According to the lawsuit, the two posters also stated "At Lakeville Area Schools we believe Black Lives Matter and stand with the social justice movement this statement represents. This poster is aligned to School Board policy and an unwavering commitment to our Black students, staff and community members."

But when Cajune, who is a Native American veteran and father to multi-racial children, and other ISD 194 taxpayers asked that alternative ideological viewpoints be presented alongside the "Black Lives Matter" posters, such as "Blue Lives Matter" or "All Lives Matter," they claim the school district refused to allow these rival viewpoints.

Cajune claims school district administrators told him "the inclusive posters were requested by many staff and families in our school communities and was a project included within the district's inclusion work this year" and was "fully supported by our Board of Education."

When he and the other plaintiffs asked about alternative ideological viewpoints being included alongside the Black Lives Matter posters, they claimed they were told the District doesn't approve of "All Lives Matter" or "Blue Lives Matter" posters in the classroom or other school areas and that school teachers or staff were not allowed to wear shirts with these sayings because they were created specifically in opposition to "Black Lives Matter." They said they were told these messages "effectively discount the struggle the Black students have faced in our school buildings and that Black individuals face in our society as a whole."

Lakeville, Minnesota is just 30 minutes outside the city where George Floyd was killed in May 2020.

Seaton said the lawsuit is indicative of other school districts nationwide that are having Critical Race Theory incorporated into their curriculums, whether parents agree with it or not.

"This suit is very important because we find many school districts in Minnesota and throughout the country are imposing this CRT ideology which is fundamentally a racist theory, Marxist derived and hostile to all races," Seaton told Newsweek. "It forces people to view themselves as part of a racial or ethnic group rather than as individuals and pits them against one another on that basis...it's simply not permissible, it's wrong and unconstitutional."

While Superintendent Baumann acknowledged that, to date, the district hasn't been served with the lawsuit, he also called the accusations that have been publicly leveled against Lakeville Area Schools as "unfounded."

"At Lakeville Area Schools we strive to ensure the success of each and every student in our school community. We believe that each and every student has a state constitutional right to a public education that is equal, equitable and free of racism and harassment," Baumann said in a statement received by Newsweek. "We welcome all students and all perspectives. We are committed to creating inclusive and affirming school communities where every student experiences a strong sense of belonging and feels valued."

Lakeville School District is a state and nationally recognized K-12 public school district that serves approximately 11,000 students. It's one of the fastest-growing school districts in the state.

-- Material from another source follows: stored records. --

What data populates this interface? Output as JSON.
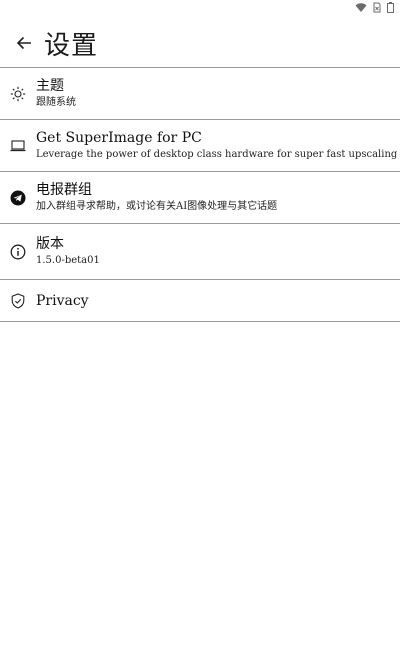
{
  "header": {
    "title": "设置",
    "back_icon": "arrow-left-icon"
  },
  "settings": [
    {
      "icon": "sun-icon",
      "title": "主题",
      "subtitle": "跟随系统"
    },
    {
      "icon": "laptop-icon",
      "title": "Get SuperImage for PC",
      "subtitle": "Leverage the power of desktop class hardware for super fast upscaling"
    },
    {
      "icon": "telegram-icon",
      "title": "电报群组",
      "subtitle": "加入群组寻求帮助，或讨论有关AI图像处理与其它话题"
    },
    {
      "icon": "info-icon",
      "title": "版本",
      "subtitle": "1.5.0-beta01"
    },
    {
      "icon": "shield-icon",
      "title": "Privacy"
    }
  ],
  "colors": {
    "divider": "#9a9a9a",
    "text": "#1b1b1b",
    "background": "#ffffff"
  }
}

This pending lawsuit is the latest that UMLC said is related to Critical Race Theory "on behalf of victims of CRT bullying and retaliation."

The UMLC has recently filed what it referred to as "parallel EEOC (Equal Employment Opportunity Commission) charges," which included state and federal lawsuits. One is on behalf of Tara Gustilo, a Filipino American doctor who was chairwoman of obstetrics and gynecology at Hennepin Healthcare System in Minneapolis who claims she was demoted after disagreeing with the CRT ideology.

Another case involved Joe and Aaron Norgren, a Native American father and mixed-race son, who both worked for the Minnesota Department of Health Services. They claim they were discriminated and retaliated against on the basis of their race and religion after objecting to mandatory anti-racist training.

"Our clients are bravely confronting CRT-inspired bullying, indoctrination and retaliation, which is not 'training' or persuasion," Seaton wrote in a previous statement referring to these other cases. "They have been insulted, lied about, threatened, demoted and fired, simply for refusing to submit to this ideology."